GLOVERSVILLE - Little League enthusiasts Mike Hauser and David Karpinski are trying to keep the memories of local youth baseball and softball alive.
In that vein, they helped organize an exhibit at the Fulton County Museum to capture some of those memories.
The "History of Gloversville Little League & Parkhurst Field" is the current featured exhibit at the museum at 237 Kingsboro Ave.
From left, Dave Karpinski, Gloversville Little League vice president, Mike Hauser, president, and Mark Pollack, Fulton County Museum president, look at former Little League President James Lauria’s Board of Directors jacket at the museum in Gloversville on Friday. The history of the local Little League is the newest featured display at the museum.
The Leader-Herald/Bill Trojan
The first-floor display, cooperatively curated by museum Director Mark Pollack and Gloversville Little League President Hauser and Vice President Karpinski, will be shown through October. Admission is free.
Newspaper clippings, baseballs, trophies, plaques and other items offer a visual timeline of how the Little League park has changed over the last few decades.
The exhibit includes a jacket worn by a coach, T-shirts and uniforms. The exhibit focuses on community, families in the city and examples of the glory days of summer over the last 50 years.
"There's a lot to see, a lot to learn," Pollack said.
The exhibit features Parkhurst Field, which covers seven acres or playing fields on Harrison Street.
In 1954, the Parkhurst family allowed Little League baseball to be played on the property, and games have been played there ever since.
The exhibit makes the connection between the Gloversville of then and now.
"It's not only a history of Gloversville Little League, but the history of Gloversville Little League and the park because they go hand in hand," said Karpinski.
The playing of baseball in Fulton County dates back to 1898, when early in their professional careers, baseball players pitchers Cy Young and Chief Bender and shortstop Honus Wagner played at JAG Park - the acronym representing the major railway line linking Johnstown, Amsterdam and Gloversville. Parkhurst Field sits on that site today.
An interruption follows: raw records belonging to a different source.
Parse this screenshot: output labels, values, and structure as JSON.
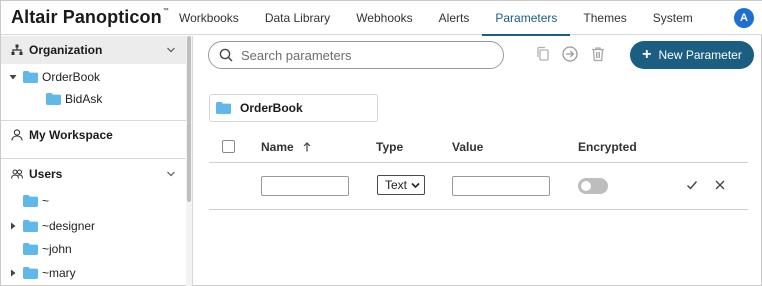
{
  "app": {
    "title": "Altair Panopticon",
    "trademark": "™"
  },
  "nav": {
    "tabs": [
      "Workbooks",
      "Data Library",
      "Webhooks",
      "Alerts",
      "Parameters",
      "Themes",
      "System"
    ],
    "active": "Parameters"
  },
  "user": {
    "avatar_initial": "A",
    "avatar_color": "#1f6fd1"
  },
  "sidebar": {
    "organization_label": "Organization",
    "organization_tree": [
      {
        "label": "OrderBook",
        "level": 0,
        "expanded": true
      },
      {
        "label": "BidAsk",
        "level": 1
      }
    ],
    "workspace_label": "My Workspace",
    "users_label": "Users",
    "users": [
      {
        "label": "~",
        "has_children": false
      },
      {
        "label": "~designer",
        "has_children": true
      },
      {
        "label": "~john",
        "has_children": false
      },
      {
        "label": "~mary",
        "has_children": true
      }
    ]
  },
  "toolbar": {
    "search_placeholder": "Search parameters",
    "new_button_label": "New Parameter",
    "icons": [
      "copy-icon",
      "move-icon",
      "delete-icon"
    ]
  },
  "breadcrumb": {
    "label": "OrderBook"
  },
  "table": {
    "columns": [
      "Name",
      "Type",
      "Value",
      "Encrypted"
    ],
    "sort_column": "Name",
    "sort_direction": "ascending",
    "new_row": {
      "name": "",
      "type": "Text",
      "value": "",
      "encrypted": false
    }
  },
  "colors": {
    "accent": "#1b5e82",
    "folder": "#5fb8e8",
    "avatar": "#1f6fd1"
  }
}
Karpinski and Hauser chronicled Little League baseball in Gloversville. Hauser said the research took about two years to complete.
As a Dec. 7, 1954, newspaper article notes, the city's Rotary Club voted to sponsor from four to eight Little League teams in Gloversville. The meeting took place at the Hotel Kingsborough on South Main Street. Joseph Giblin was named chairman of the city's Little League association. Other residents on the organizing committee included Lawrence Getman, James DelNegro and John Klein. An application for a charter was sent to the National Association of Little League Baseball. A requirement also included construction of an enclosed baseball diamond. Future details would focus on local business sponsorship, equipment and the site of the diamond.
The land that would be used as the home playing field was owned by the Parkhurst family. Opening day at Parkhurst Field was May 19, 1959.
Nearly 60 years ago, William Kratky laid out the playing fields, Hauser said.
"He maximized every square inch of the property," he said.
To honor Kratky's dedication and service, the clubhouse was renamed Saturday in a ceremony. The clubhouse will now be known as the William Kratky Clubhouse.
Parkhurst's land could have been developed for other uses. That it was donated for use as playing fields is significant, explained Hauser and Karpinski.
This was done "just out of the goodness of their hearts," said Karpinski of the Parkhursts.
In 1992, a capital campaign resulted in the $50,000 purchase by the Gloversville Little League of Parkhurst Field.
Now, said Hauser and Karpinski, 20 years after that fundraising milestone, it is time to set new goals and projects to lead the organization into the future.
"We want to leave a legacy for the next 50 years," said Karpinski.
"Connect with the past, influence their future" is the motto of the Gloversville Little League. In 2014, the league will mark its 60th anniversary.
Interest in these diamond-based sports continues to grow. In 2011, 420 boys and girls played baseball, softball or T-ball at that same location, up from 300 youngsters playing in 2010.
Today, the Little League is raising money for a capital campaign. The league wants to raise about $75,000 to install lights at the field. Among other plans: upgrading the fields for increased player safety, fine tuning a central public address system and improving the safety fencing and dugouts on the new John Walrath Field.
The museum offers other exhibits about baseball. Against a wall and in a row of display cases are memorabilia from the semi-professional and professional baseball programs that had local ties.
For more information about the Little League exhibit and other information, including hours of operation, call the museum at 725-2203.